In the copy of these records, include no pictures and change nothing else.
[Opening Entries provided section]
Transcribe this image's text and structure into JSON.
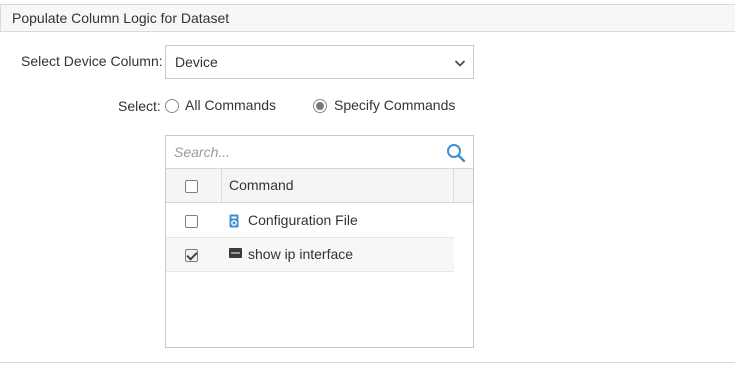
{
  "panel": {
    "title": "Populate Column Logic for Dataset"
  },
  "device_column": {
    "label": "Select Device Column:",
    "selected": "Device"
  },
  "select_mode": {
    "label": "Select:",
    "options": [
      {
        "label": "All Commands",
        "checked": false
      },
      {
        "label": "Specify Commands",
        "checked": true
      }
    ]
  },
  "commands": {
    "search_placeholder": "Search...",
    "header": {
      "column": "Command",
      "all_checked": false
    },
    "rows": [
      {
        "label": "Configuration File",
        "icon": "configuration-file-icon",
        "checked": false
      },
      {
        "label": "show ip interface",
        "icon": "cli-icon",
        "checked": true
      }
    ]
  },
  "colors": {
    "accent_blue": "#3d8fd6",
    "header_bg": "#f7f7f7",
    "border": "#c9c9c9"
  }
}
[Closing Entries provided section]
● **Task response**
Transcribe this image's text and structure into JSON.
{
  "panel": {
    "title": "Populate Column Logic for Dataset"
  },
  "device_column": {
    "label": "Select Device Column:",
    "selected": "Device"
  },
  "select_mode": {
    "label": "Select:",
    "options": [
      {
        "label": "All Commands",
        "checked": false
      },
      {
        "label": "Specify Commands",
        "checked": true
      }
    ]
  },
  "commands": {
    "search_placeholder": "Search...",
    "header": {
      "column": "Command",
      "all_checked": false
    },
    "rows": [
      {
        "label": "Configuration File",
        "icon": "configuration-file-icon",
        "checked": false
      },
      {
        "label": "show ip interface",
        "icon": "cli-icon",
        "checked": true
      }
    ]
  },
  "colors": {
    "accent_blue": "#3d8fd6",
    "header_bg": "#f7f7f7",
    "border": "#c9c9c9"
  }
}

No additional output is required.